The Rule of St. Benedict, written in the sixth century, was the foundational document for the life in Benedictine monasteries throughout the Middle Ages (and indeed, it remains so today). A chapter of the Rule was read to the monks each day in the monastic Chapter House. The Rule consisted of a prologue and seventy-three chapters, and discussed the basic monastic virtues of humility, silence, and obedience as well as directives for daily living. Commentaries on the Rule, like this commentary by Beranrd Ayglerius, were also read in the chapter, and were an important part of the education of monastic novices. As James Clark has observed, the manuscript tradition of Bernard’s Commentary shows that there was greater interest in this text after c. 1350 than ever before. He concludes, “In fact, in the late medieval cloister Bernard seems to have come to be regarded as one of the principal authorities on the monastic life, on the same footing as Augustine, Bernard of Clairvaux, and even St. Benedict himself” (Clark, p. 31). This is a remarkable statement, and a modern study of Bernard’s text that explores its later medieval circulation, as well as its contents, is certainly called for.

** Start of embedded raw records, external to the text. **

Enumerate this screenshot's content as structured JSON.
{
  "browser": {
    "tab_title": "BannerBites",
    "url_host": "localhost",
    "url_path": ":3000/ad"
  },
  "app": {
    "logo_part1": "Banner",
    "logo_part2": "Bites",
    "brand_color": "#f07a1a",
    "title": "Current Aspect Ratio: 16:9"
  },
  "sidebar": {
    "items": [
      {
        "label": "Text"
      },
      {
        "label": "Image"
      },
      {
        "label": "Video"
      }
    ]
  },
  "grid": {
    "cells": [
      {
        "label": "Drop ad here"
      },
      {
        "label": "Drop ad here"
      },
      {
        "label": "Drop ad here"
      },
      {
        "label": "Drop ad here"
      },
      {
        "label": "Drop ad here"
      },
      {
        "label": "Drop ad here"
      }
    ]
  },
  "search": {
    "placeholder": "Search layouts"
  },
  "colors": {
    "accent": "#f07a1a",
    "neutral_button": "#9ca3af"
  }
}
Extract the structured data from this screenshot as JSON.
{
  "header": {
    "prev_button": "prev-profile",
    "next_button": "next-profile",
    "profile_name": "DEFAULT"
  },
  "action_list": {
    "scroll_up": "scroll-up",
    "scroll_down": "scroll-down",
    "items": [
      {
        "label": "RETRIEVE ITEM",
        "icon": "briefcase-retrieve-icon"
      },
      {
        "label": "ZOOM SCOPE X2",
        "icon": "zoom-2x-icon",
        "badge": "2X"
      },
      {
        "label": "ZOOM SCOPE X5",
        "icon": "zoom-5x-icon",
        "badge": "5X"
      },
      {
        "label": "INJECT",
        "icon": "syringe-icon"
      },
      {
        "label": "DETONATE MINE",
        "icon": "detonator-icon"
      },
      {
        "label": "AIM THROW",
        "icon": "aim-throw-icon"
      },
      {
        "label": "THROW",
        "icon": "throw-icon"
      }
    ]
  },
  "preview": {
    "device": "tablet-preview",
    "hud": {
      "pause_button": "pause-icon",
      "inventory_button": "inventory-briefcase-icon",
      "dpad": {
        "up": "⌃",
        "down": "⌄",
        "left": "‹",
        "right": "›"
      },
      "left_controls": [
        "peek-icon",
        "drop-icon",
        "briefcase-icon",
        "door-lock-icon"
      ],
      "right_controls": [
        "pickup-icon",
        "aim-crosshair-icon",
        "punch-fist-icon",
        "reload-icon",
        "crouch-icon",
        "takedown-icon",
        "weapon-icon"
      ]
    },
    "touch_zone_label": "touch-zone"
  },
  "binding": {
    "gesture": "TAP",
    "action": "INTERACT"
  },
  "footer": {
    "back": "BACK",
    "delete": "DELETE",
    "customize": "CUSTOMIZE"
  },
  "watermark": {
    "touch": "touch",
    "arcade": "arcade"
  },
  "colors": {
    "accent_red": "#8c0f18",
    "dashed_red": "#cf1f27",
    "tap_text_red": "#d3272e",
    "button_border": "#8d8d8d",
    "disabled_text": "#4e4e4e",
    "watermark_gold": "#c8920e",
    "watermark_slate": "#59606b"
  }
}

Avagliano, Faustino. “Il Registrum II di Bernardo Aiglerio abate di Montecassino (1263-1282),“in Aus Kirche und Reich; Studien zu Theologie, Politik und Recht im Mittelalter; Festschrift für Friedrich Kempf zu seinem fünfundsiebzigsten Geburtstag und fünfzigjährigen Doktorjubiläum, ed. Hubert Mordek, Sigmaringen. J. Thorbecke, 1983, pp. 363-370.
St. Benedict, The Rule of St. Benedict, translated with an introduction and notes by Caroline White, London, 2008 (Penguin Classics).
Bernardus Ayglerius, Bernardi I abbatis Casinensis in regulam S. Benedicti expositio ex taublario Casinensi nunc primum edita, ed. Anselmus Maria Caplet, Monte Cassino, ex typographia Montis Casini, 1894.
Bloch, Herbert. Monte Cassino in the Middle Ages, Cambridge, Massachusetts, Harvard University Press, 1986.
Briquet, Charles-Moïse. Les filigranes. Dictionnaire historique des marques du papier dès leur apparition vers 1282 jusqu'en 1600, 2. éd., New York, Hacker Art Books, 1966.
Clark, James G. “Monastic Education in Late Medieval England,” in The Church and Learning in Later Medieval Society; Essays in Honour of R.B. Dobson; Proceedings of the 1999 Harlaxton Symposium, edited by Caroline M. Barron and Jenny Stratford. Donington, Lincolnshire, Shaun Tyas, 2002, pp. 25-40.
Leccisotti, T. “Aiglerio,” in Dizionario biografico degli Italiani, vol. 1, Rome, 1960, p. 521.
Lowe, Elias Avery. The Beneventan Script; a History of the South Italian Minuscule, Oxford, Clarendon Press, 1914.
Saba, Agostino. Bernardo I Ayglerio; abate di Montecassino, preface by G. Galbiati, Montecassino, Xilografie di Remo Branca, 1931.
Walter, P. Hilarius. “Das Speculum Monachorum des Abtes Bernhard I. von Cassino,” Studien und Mittheilungen aus dem Benedictiner- und der Cistercienser-Orden 21 (1900), pp. 411-423 and 22 (1901), pp. 32-48.
Alston, G. C. “Rule of St. Benedict” in The Catholic Encyclopedia, New York, Robert Appleton Company, 1907
Bautz, Friedrich Wilhelm. “Ayglerius, Bernhard,” in Biographisch-Bibliographisches Kirchenlexikon" Band I (1990) Spalten 311-312
Huddleston, G. “Abbey of Monte Cassino” in The Catholic Encyclopedia, New York, Robert Appleton Company, 1911:
The Rule of St. Benedict in English
The Rule of St. Benedict and related resources, with the text of the Rule in several languages including Latin and English: